Stored data entries
◇ ◇ ◇ ◇

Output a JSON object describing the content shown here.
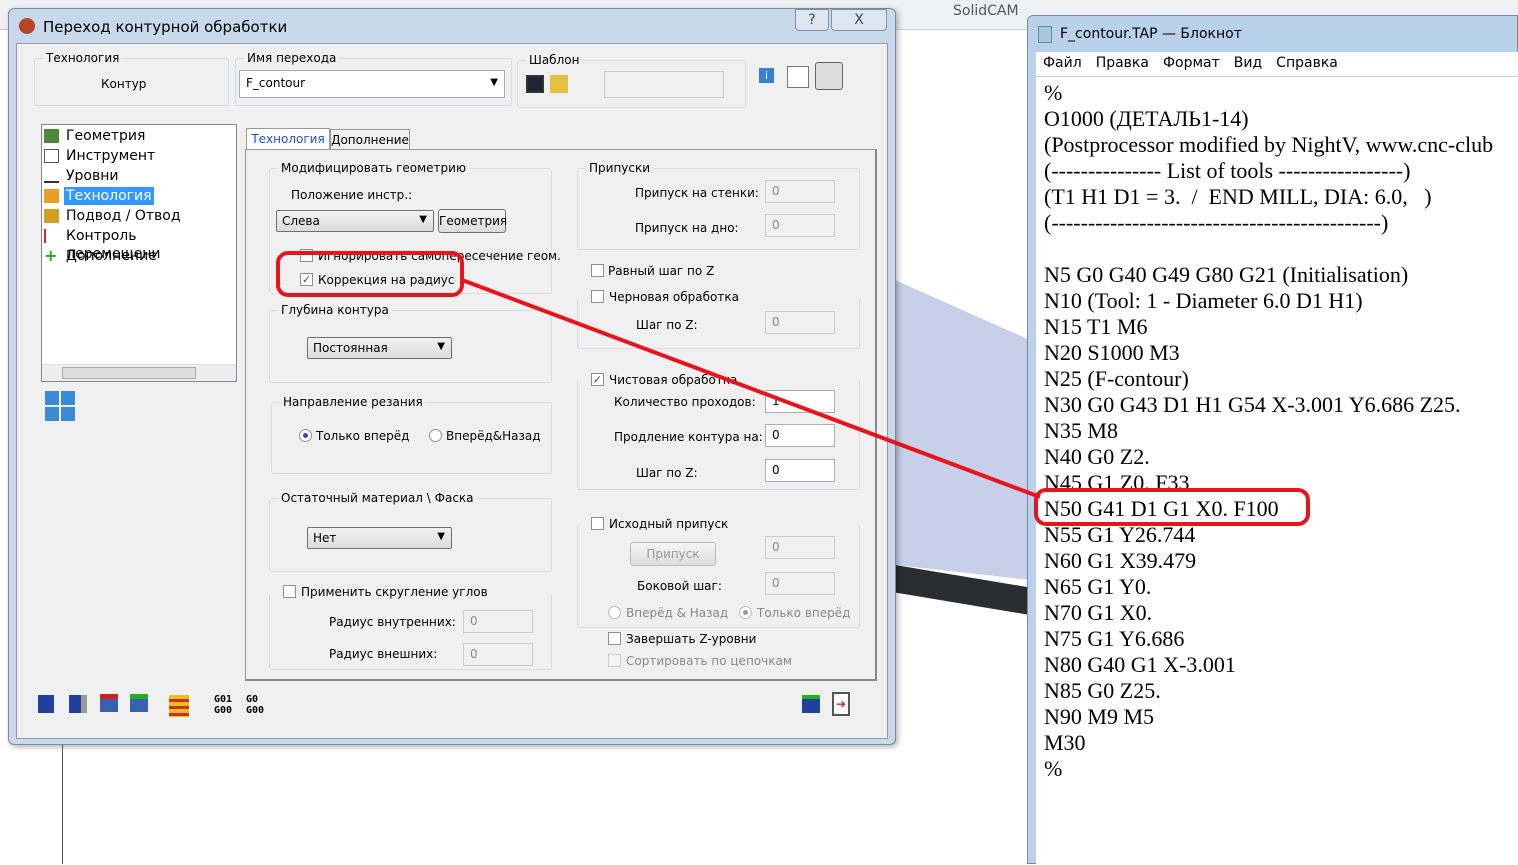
{
  "background_app": {
    "name": "SolidCAM"
  },
  "dialog": {
    "title": "Переход контурной обработки",
    "help": "?",
    "close": "X",
    "technology": {
      "label": "Технология",
      "value": "Контур"
    },
    "operation_name": {
      "label": "Имя перехода",
      "value": "F_contour"
    },
    "template": {
      "label": "Шаблон",
      "value": ""
    },
    "tree": [
      "Геометрия",
      "Инструмент",
      "Уровни",
      "Технология",
      "Подвод / Отвод",
      "Контроль перемещени",
      "Дополнение"
    ],
    "tree_selected": "Технология",
    "tabs": [
      "Технология",
      "Дополнение"
    ],
    "active_tab": "Технология",
    "modify": {
      "label": "Модифицировать геометрию",
      "tool_pos_label": "Положение инстр.:",
      "tool_pos": "Слева",
      "geometry_btn": "Геометрия",
      "ignore_self": "Игнорировать самопересечение геом.",
      "ignore_checked": false,
      "radius_comp": "Коррекция на радиус",
      "radius_checked": true
    },
    "depth": {
      "label": "Глубина контура",
      "value": "Постоянная"
    },
    "direction": {
      "label": "Направление резания",
      "forward": "Только вперёд",
      "both": "Вперёд&Назад",
      "selected": "Только вперёд"
    },
    "rest": {
      "label": "Остаточный материал \\ Фаска",
      "value": "Нет"
    },
    "corner": {
      "label": "Применить скругление углов",
      "checked": false,
      "inner_label": "Радиус внутренних:",
      "inner": "0",
      "outer_label": "Радиус внешних:",
      "outer": "0"
    },
    "offsets": {
      "label": "Припуски",
      "wall_label": "Припуск на стенки:",
      "wall": "0",
      "floor_label": "Припуск на дно:",
      "floor": "0"
    },
    "equal_step": {
      "label": "Равный шаг по Z",
      "checked": false
    },
    "rough": {
      "label": "Черновая обработка",
      "checked": false,
      "step_label": "Шаг по Z:",
      "step": "0"
    },
    "finish": {
      "label": "Чистовая обработка",
      "checked": true,
      "passes_label": "Количество проходов:",
      "passes": "1",
      "extend_label": "Продление контура на:",
      "extend": "0",
      "step_label": "Шаг по Z:",
      "step": "0"
    },
    "initial": {
      "label": "Исходный припуск",
      "checked": false,
      "btn": "Припуск",
      "value": "0",
      "side_label": "Боковой шаг:",
      "side": "0",
      "both": "Вперёд & Назад",
      "forward": "Только вперёд"
    },
    "finish_z": {
      "label": "Завершать Z-уровни",
      "checked": false
    },
    "sort": {
      "label": "Сортировать по цепочкам",
      "checked": false
    },
    "toolbar": {
      "g1": "G01",
      "g2": "G00",
      "g3": "G0",
      "g4": "G00"
    }
  },
  "notepad": {
    "title": "F_contour.TAP — Блокнот",
    "menu": [
      "Файл",
      "Правка",
      "Формат",
      "Вид",
      "Справка"
    ],
    "lines": [
      "%",
      "O1000 (ДЕТАЛЬ1-14)",
      "(Postprocessor modified by NightV, www.cnc-club",
      "(--------------- List of tools -----------------)",
      "(T1 H1 D1 = 3.  /  END MILL, DIA: 6.0,   )",
      "(---------------------------------------------)",
      "",
      "N5 G0 G40 G49 G80 G21 (Initialisation)",
      "N10 (Tool: 1 - Diameter 6.0 D1 H1)",
      "N15 T1 M6",
      "N20 S1000 M3",
      "N25 (F-contour)",
      "N30 G0 G43 D1 H1 G54 X-3.001 Y6.686 Z25.",
      "N35 M8",
      "N40 G0 Z2.",
      "N45 G1 Z0. F33",
      "N50 G41 D1 G1 X0. F100",
      "N55 G1 Y26.744",
      "N60 G1 X39.479",
      "N65 G1 Y0.",
      "N70 G1 X0.",
      "N75 G1 Y6.686",
      "N80 G40 G1 X-3.001",
      "N85 G0 Z25.",
      "N90 M9 M5",
      "M30",
      "%"
    ]
  },
  "annotation_color": "#e8141c"
}
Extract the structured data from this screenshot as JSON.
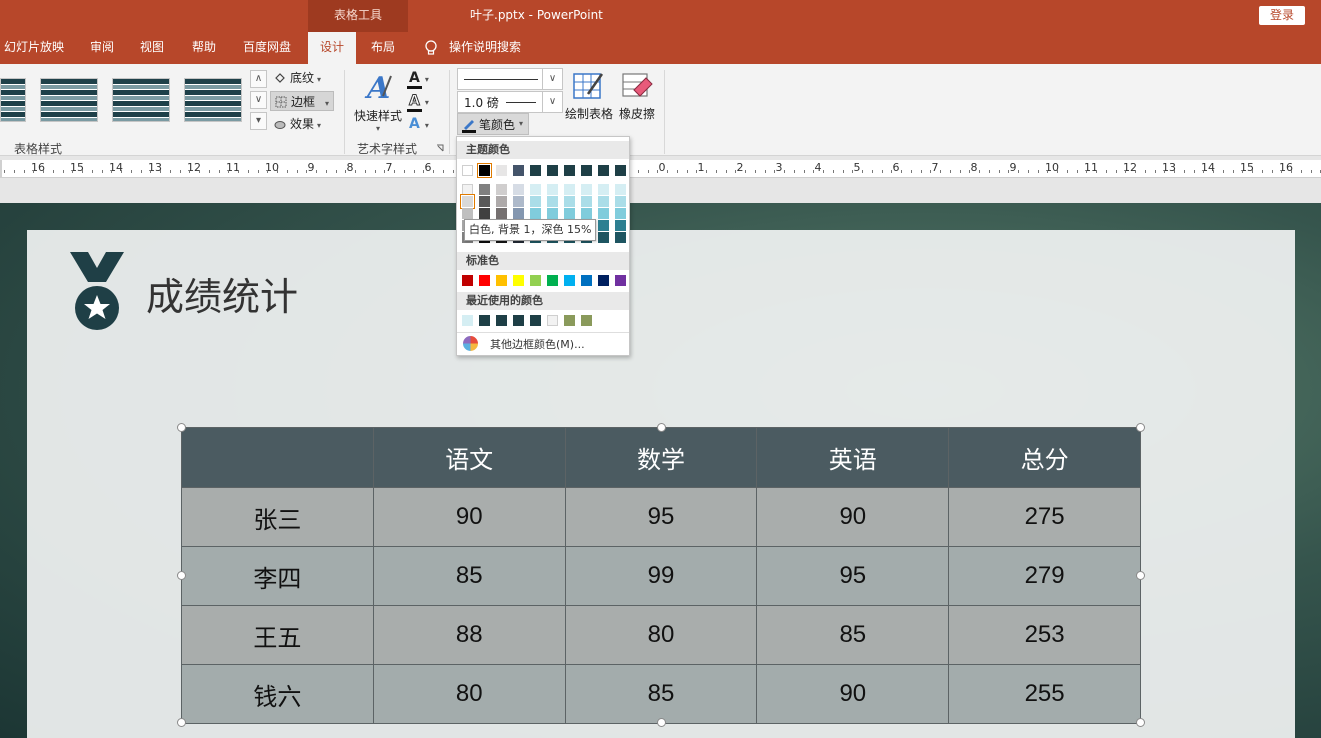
{
  "titlebar": {
    "context_tab": "表格工具",
    "window_title": "叶子.pptx  -  PowerPoint",
    "login_label": "登录"
  },
  "tabs": [
    {
      "label": "幻灯片放映",
      "active": false
    },
    {
      "label": "审阅",
      "active": false
    },
    {
      "label": "视图",
      "active": false
    },
    {
      "label": "帮助",
      "active": false
    },
    {
      "label": "百度网盘",
      "active": false
    },
    {
      "label": "设计",
      "active": true
    },
    {
      "label": "布局",
      "active": false
    }
  ],
  "tell_me": "操作说明搜索",
  "ribbon": {
    "table_styles": {
      "label": "表格样式",
      "shading": "底纹",
      "border": "边框",
      "effects": "效果"
    },
    "wordart": {
      "label": "艺术字样式",
      "quick_styles": "快速样式"
    },
    "draw_borders": {
      "pen_weight": "1.0 磅",
      "pen_color": "笔颜色",
      "draw_table": "绘制表格",
      "eraser": "橡皮擦"
    }
  },
  "ruler": {
    "labels": [
      "16",
      "15",
      "14",
      "13",
      "12",
      "11",
      "10",
      "9",
      "8",
      "7",
      "6",
      "5",
      "4",
      "3",
      "2",
      "1",
      "0",
      "1",
      "2",
      "3",
      "4",
      "5",
      "6",
      "7",
      "8",
      "9",
      "10",
      "11",
      "12",
      "13",
      "14",
      "15",
      "16"
    ]
  },
  "color_picker": {
    "theme_heading": "主题颜色",
    "standard_heading": "标准色",
    "recent_heading": "最近使用的颜色",
    "more_colors": "其他边框颜色(M)...",
    "tooltip": "白色, 背景 1，深色 15%",
    "theme_top": [
      "#ffffff",
      "#000000",
      "#e7e6e6",
      "#44546a",
      "#1e3f46",
      "#1e3f46",
      "#1e3f46",
      "#1e3f46",
      "#1e3f46",
      "#1e3f46"
    ],
    "theme_columns": [
      [
        "#f2f2f2",
        "#d9d9d9",
        "#bfbfbf",
        "#a6a6a6",
        "#808080"
      ],
      [
        "#808080",
        "#595959",
        "#404040",
        "#262626",
        "#0d0d0d"
      ],
      [
        "#d0cece",
        "#aeaaaa",
        "#757070",
        "#3b3838",
        "#161616"
      ],
      [
        "#d6dce5",
        "#adb9ca",
        "#8497b0",
        "#333f50",
        "#222a35"
      ],
      [
        "#d5eef3",
        "#aadde8",
        "#80ccdc",
        "#2d7f91",
        "#1e5561"
      ],
      [
        "#d5eef3",
        "#aadde8",
        "#80ccdc",
        "#2d7f91",
        "#1e5561"
      ],
      [
        "#d5eef3",
        "#aadde8",
        "#80ccdc",
        "#2d7f91",
        "#1e5561"
      ],
      [
        "#d5eef3",
        "#aadde8",
        "#80ccdc",
        "#2d7f91",
        "#1e5561"
      ],
      [
        "#d5eef3",
        "#aadde8",
        "#80ccdc",
        "#2d7f91",
        "#1e5561"
      ],
      [
        "#d5eef3",
        "#aadde8",
        "#80ccdc",
        "#2d7f91",
        "#1e5561"
      ]
    ],
    "standard": [
      "#c00000",
      "#ff0000",
      "#ffc000",
      "#ffff00",
      "#92d050",
      "#00b050",
      "#00b0f0",
      "#0070c0",
      "#002060",
      "#7030a0"
    ],
    "recent": [
      "#d5eef3",
      "#1e3f46",
      "#1e3f46",
      "#1e3f46",
      "#1e3f46",
      "#f2f2f2",
      "#8a9a5b",
      "#8a9a5b"
    ]
  },
  "slide": {
    "title": "成绩统计",
    "table": {
      "headers": [
        "",
        "语文",
        "数学",
        "英语",
        "总分"
      ],
      "rows": [
        [
          "张三",
          "90",
          "95",
          "90",
          "275"
        ],
        [
          "李四",
          "85",
          "99",
          "95",
          "279"
        ],
        [
          "王五",
          "88",
          "80",
          "85",
          "253"
        ],
        [
          "钱六",
          "80",
          "85",
          "90",
          "255"
        ]
      ]
    }
  }
}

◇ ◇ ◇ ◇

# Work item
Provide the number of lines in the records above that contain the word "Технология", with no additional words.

# Result
5